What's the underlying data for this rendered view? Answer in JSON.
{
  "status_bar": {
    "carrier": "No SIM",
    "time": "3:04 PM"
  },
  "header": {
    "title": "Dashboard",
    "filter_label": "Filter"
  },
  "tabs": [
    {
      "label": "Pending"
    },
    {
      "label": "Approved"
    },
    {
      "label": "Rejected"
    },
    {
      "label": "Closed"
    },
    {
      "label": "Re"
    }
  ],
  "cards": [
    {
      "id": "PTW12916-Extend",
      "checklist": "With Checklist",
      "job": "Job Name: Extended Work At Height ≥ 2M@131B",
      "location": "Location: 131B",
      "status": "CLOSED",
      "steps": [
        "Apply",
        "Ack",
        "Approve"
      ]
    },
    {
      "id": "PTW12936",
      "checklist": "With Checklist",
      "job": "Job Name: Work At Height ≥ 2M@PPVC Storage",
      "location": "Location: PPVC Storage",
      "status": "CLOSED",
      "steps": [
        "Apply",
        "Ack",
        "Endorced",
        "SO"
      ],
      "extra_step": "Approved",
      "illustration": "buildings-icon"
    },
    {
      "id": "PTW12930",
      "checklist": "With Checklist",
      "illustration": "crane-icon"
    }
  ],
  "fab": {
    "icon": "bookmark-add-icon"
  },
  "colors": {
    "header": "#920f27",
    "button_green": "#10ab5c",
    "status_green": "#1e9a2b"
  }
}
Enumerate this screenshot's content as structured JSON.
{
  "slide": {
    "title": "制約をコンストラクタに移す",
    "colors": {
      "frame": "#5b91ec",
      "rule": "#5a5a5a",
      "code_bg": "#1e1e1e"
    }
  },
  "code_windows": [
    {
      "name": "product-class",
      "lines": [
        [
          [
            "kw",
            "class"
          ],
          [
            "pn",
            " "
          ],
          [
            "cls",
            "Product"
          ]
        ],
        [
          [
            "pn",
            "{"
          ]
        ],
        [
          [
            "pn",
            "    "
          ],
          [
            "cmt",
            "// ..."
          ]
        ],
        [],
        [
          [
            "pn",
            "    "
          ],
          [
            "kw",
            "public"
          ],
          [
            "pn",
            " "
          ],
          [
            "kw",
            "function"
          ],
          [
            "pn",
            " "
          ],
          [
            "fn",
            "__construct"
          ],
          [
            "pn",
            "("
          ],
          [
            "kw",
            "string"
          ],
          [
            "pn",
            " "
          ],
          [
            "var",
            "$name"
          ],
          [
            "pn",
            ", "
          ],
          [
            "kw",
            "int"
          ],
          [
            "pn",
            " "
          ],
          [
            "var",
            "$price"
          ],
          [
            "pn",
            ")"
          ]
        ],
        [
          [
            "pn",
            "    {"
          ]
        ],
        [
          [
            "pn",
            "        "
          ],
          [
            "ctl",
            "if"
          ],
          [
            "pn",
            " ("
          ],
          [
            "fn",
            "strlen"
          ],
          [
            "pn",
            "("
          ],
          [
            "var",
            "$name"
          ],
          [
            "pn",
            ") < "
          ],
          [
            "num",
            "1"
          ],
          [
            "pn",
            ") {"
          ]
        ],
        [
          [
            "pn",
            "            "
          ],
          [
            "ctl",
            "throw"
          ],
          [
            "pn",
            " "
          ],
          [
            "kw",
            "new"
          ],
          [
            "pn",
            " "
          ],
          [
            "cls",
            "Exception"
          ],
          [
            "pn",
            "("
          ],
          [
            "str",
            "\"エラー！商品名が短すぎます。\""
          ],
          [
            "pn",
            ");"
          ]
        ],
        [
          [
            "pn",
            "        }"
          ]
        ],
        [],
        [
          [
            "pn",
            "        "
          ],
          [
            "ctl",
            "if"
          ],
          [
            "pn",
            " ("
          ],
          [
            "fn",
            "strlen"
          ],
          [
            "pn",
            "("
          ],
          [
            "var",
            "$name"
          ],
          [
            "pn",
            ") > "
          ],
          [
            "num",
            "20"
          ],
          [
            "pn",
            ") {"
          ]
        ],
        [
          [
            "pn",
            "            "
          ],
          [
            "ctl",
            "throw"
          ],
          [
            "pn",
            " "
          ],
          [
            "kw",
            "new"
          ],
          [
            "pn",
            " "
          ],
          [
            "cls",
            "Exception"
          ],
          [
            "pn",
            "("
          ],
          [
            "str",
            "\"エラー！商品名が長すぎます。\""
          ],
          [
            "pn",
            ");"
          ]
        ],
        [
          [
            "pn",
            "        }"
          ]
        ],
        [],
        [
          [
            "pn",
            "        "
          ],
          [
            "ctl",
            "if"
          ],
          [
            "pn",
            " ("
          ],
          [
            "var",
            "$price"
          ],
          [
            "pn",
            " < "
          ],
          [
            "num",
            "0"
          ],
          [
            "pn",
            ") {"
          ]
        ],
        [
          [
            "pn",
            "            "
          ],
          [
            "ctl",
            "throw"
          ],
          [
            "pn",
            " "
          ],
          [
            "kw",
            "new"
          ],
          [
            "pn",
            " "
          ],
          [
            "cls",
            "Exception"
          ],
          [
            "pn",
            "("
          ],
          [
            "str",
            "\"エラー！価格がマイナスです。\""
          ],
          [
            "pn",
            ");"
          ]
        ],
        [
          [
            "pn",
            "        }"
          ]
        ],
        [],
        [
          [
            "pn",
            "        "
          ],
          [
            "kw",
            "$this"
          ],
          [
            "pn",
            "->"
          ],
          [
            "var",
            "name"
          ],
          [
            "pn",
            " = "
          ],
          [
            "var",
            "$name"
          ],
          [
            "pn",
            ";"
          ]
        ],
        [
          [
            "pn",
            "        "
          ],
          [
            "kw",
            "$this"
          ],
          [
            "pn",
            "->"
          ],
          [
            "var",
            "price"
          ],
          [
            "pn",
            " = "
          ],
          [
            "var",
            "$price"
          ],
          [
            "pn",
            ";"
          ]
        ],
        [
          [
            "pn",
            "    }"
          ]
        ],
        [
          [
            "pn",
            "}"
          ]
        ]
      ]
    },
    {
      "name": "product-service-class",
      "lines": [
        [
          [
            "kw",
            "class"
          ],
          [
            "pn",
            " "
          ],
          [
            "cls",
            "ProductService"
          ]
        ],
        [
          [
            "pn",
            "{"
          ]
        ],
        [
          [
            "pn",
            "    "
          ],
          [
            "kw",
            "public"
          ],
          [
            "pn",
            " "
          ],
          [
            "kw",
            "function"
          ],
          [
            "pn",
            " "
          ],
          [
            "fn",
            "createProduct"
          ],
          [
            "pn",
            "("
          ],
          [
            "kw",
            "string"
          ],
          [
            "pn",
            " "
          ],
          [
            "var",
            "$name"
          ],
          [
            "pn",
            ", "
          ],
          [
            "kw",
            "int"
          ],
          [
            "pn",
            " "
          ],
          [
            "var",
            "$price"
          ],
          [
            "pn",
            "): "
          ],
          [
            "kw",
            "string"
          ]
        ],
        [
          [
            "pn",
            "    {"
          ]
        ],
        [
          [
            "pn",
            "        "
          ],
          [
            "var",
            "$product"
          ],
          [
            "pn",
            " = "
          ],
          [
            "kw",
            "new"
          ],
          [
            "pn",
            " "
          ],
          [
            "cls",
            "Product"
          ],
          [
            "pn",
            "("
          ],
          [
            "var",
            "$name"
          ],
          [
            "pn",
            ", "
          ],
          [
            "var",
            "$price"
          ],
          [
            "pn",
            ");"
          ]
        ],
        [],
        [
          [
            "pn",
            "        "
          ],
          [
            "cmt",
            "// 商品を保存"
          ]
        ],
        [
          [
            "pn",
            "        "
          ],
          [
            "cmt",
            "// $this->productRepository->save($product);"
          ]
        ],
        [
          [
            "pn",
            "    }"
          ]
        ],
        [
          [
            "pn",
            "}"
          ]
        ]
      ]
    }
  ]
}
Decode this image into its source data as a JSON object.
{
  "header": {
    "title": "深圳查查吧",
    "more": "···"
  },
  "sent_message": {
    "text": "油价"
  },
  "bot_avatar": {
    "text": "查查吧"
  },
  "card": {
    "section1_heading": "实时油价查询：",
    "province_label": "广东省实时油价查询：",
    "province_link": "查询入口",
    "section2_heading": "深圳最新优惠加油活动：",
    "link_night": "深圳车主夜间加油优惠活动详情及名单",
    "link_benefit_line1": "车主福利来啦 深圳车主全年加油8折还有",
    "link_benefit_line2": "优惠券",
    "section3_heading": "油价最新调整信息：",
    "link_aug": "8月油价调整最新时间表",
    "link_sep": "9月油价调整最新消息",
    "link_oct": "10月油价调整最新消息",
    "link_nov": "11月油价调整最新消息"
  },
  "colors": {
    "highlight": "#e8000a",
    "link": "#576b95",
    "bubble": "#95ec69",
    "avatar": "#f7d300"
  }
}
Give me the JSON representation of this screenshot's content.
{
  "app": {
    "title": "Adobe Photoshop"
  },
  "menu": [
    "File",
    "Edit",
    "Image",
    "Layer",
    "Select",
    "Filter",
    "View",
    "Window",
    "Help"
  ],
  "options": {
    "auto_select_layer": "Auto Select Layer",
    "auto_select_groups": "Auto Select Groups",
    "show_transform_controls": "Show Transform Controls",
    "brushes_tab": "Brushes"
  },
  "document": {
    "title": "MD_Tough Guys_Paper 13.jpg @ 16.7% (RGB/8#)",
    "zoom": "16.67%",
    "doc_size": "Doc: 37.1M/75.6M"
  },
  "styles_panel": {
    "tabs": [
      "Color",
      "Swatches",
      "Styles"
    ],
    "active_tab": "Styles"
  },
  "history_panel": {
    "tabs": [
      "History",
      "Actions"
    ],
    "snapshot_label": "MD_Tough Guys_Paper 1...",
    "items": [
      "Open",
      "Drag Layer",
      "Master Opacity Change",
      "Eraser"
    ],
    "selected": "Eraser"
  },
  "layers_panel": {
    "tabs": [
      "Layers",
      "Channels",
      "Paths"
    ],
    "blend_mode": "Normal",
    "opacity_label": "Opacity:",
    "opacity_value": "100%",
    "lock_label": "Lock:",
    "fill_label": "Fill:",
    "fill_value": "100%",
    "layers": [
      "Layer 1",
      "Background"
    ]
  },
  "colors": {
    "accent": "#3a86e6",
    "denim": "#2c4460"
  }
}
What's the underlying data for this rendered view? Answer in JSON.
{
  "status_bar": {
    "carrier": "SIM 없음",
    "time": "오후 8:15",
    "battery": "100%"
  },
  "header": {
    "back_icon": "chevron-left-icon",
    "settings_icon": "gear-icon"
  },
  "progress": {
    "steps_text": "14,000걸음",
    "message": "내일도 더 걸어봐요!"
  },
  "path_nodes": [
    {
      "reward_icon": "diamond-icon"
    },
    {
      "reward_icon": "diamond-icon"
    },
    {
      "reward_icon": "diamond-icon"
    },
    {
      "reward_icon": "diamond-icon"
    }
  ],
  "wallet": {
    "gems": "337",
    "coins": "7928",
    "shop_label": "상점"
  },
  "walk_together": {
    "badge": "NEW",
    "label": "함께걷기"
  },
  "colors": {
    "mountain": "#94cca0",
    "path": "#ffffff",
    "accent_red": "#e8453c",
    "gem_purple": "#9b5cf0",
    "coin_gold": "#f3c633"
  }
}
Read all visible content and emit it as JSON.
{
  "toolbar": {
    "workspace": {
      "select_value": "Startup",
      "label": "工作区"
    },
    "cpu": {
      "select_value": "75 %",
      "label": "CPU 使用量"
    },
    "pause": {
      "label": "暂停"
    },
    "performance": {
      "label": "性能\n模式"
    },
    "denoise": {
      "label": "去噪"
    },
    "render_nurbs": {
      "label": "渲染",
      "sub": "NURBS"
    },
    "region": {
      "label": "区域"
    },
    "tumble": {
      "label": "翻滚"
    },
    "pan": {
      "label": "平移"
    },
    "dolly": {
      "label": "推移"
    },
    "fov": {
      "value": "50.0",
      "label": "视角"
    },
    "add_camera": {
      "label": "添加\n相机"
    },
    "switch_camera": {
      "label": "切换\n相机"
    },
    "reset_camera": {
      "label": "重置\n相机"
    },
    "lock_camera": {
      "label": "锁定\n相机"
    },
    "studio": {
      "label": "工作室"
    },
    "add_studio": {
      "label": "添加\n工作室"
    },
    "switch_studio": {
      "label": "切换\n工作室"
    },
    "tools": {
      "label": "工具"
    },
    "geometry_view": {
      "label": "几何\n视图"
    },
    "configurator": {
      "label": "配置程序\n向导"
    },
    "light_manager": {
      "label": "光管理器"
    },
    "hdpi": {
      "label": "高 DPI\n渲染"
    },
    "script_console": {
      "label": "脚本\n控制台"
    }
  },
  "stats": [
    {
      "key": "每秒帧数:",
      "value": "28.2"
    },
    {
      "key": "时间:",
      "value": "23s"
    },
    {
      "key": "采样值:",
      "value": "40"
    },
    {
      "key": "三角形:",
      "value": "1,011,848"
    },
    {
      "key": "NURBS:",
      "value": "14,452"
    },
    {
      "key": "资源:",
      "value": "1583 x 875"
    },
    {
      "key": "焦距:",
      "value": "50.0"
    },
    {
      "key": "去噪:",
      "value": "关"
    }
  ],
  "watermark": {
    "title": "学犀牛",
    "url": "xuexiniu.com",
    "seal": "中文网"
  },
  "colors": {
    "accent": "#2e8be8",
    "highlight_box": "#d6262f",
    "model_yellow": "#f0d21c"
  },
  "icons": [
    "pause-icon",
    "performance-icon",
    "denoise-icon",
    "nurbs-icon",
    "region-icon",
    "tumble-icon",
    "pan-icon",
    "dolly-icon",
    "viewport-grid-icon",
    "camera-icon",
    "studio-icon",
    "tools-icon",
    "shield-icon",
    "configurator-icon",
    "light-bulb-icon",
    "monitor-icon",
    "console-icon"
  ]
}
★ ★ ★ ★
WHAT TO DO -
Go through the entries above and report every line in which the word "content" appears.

EXPECTED ANSWER -
Enumerate this screenshot's content as structured JSON.
Give me the JSON representation of this screenshot's content.
Read all visible content and emit it as JSON.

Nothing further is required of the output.